Japan’s Denso is considering a US$3 billion chip unit spinoff to tackle shortages
- The company’s CTO shared that there may be a time they would need to consider a standalone chip unit to tackle shortages.
- Nothing has been decided on a split as the company’s focus is currently on meeting internal chip demand.
Like many semiconductor players, Japan’s largest auto supplier Denso Corp too has been responding to chip shortages with a slew of partnership deals aimed at securing access to key components. The key supplier to Toyota Motor Corp in fact expects demand for auto chips to be around a third higher by 2025 than it was in 2020.
As the demand for semiconductors worldwide has been surpassing the supply capability of the industry, Denso is considering spinning off its US$3.1 billion chip business, the company’s chief technology officer shared last week. For context, the Japanese company is often dubbed as the world’s second-biggest auto-parts maker, as it gradually builds up a presence within the automotive chips industry.
However, over the last three years, Denso has accumulated semiconductor-related capital expenditures totaling around 160 billion yen, automatically placing it as the world’s fifth-largest supplier of automotive chips by sales. As McKinsey stated in a recent report in regards to the chip shortages, “given the ongoing instabilities in the semiconductor supply chain, the automotive industry should consider refining its strategy,” it said.
The report noted that companies can start by focusing on the implications of three critical activities that form the foundation for strategic shortage management: the creation of strong technology maps, reliable short-term demand planning, and guidance for long-term demand planning. Denso is mulling a possible long term strategy to tackle the chip shortages and burgeoning demand.
“We need to think about whether the time will come when we sell semiconductors, alone, externally. It’s worth looking into whether that kind of structure is possible,” CTO Yoshifumi Kato told Bloomberg in an interview. Currently, the chips Denso makes in-house goes into automotive parts that it then sells to carmakers or other suppliers. When examining the possibility of supplying semiconductors on their own, Kato said Denso will consider whether the division is better positioned outside of the company.

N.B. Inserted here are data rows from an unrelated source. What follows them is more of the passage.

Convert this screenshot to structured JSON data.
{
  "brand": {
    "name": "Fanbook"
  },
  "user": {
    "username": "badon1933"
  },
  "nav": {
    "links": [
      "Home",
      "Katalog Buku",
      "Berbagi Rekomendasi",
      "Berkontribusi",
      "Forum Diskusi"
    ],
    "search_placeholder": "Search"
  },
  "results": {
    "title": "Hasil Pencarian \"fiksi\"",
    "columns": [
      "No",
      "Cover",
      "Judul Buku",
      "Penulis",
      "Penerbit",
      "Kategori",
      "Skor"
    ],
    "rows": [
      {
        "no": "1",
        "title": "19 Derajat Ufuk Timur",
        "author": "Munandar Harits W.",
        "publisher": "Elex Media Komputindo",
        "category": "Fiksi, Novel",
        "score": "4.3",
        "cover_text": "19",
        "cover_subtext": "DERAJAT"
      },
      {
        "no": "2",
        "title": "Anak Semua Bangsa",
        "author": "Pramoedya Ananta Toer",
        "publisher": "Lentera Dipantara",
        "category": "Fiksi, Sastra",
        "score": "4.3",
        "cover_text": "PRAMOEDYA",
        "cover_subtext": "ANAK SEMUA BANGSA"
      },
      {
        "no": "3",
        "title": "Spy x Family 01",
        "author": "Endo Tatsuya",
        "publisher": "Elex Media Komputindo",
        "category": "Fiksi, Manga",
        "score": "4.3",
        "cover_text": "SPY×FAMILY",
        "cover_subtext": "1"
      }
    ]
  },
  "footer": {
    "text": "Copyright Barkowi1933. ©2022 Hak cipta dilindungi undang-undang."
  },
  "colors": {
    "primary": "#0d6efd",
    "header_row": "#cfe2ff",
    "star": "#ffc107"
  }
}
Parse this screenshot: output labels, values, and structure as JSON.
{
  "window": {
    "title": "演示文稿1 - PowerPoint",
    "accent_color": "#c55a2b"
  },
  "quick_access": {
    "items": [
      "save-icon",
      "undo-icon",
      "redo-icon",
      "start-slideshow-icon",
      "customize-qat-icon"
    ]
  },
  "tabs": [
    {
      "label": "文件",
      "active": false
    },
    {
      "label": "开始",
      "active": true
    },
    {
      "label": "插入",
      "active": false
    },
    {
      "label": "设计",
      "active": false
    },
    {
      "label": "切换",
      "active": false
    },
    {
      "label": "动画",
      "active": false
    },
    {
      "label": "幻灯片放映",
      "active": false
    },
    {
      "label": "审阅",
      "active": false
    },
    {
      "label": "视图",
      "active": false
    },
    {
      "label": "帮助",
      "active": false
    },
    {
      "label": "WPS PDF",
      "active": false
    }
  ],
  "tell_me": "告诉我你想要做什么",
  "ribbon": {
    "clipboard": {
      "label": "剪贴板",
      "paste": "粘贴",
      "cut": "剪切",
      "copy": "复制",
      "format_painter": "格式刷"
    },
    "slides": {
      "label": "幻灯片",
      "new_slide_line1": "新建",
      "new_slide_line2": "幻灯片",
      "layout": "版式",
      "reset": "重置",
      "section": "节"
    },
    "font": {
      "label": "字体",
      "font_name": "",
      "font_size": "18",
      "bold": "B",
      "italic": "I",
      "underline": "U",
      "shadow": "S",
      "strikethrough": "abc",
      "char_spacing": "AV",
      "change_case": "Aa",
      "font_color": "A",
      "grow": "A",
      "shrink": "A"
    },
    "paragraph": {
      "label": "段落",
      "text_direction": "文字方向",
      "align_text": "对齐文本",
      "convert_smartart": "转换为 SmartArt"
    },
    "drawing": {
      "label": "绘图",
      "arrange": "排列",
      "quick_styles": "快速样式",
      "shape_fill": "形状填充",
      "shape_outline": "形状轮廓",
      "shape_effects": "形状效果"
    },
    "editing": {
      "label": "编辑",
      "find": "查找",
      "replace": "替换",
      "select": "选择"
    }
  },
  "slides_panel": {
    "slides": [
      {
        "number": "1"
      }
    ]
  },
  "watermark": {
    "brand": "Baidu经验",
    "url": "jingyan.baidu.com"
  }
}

Decision on the split has yet to be decided according to Kato, adding that Denso’s focus for the time being is on meeting internal chip demand. Denso, which specializes in vehicle air conditioning, has been looking to external partners to help strengthen its hand in the semiconductor market.
The company agreed in February to buy a 10% stake in a chip plant being built in Japan by Taiwan Semiconductor Manufacturing Co (TSMC) with Sony Group that will be producing 55,000 12-inch wafers a month from 2024. That deal, Denso says, will help it procure microcontroller chips. The plant on Kyushu island, which Japan’s government is helping build as part of a strategy to avoid component shortages that could hurt economic growth, will also make chips for a nearby Sony image sensor factory.
Then in April, Denso also said it would collaborate with United Microelectronics Corp to produce semiconductor wafers in Japan in order to bolster production of power and analog chips. According to Denso’s Kato, demand for automotive semiconductors, on a tear amid the industry’s shift to electric, internet-connected and autonomous cars, is likely to continue going from strength to strength.
Facing such conditions, funding directed toward its chip business will grow and make up over 10% of Denso’s research, development and equipment-investment expenditure, Kato said. Denso said at a briefing earlier this month that it’s targeting 500 billion yen in sales from its in-house power and analog chip business, up from around 420 billion yen currently.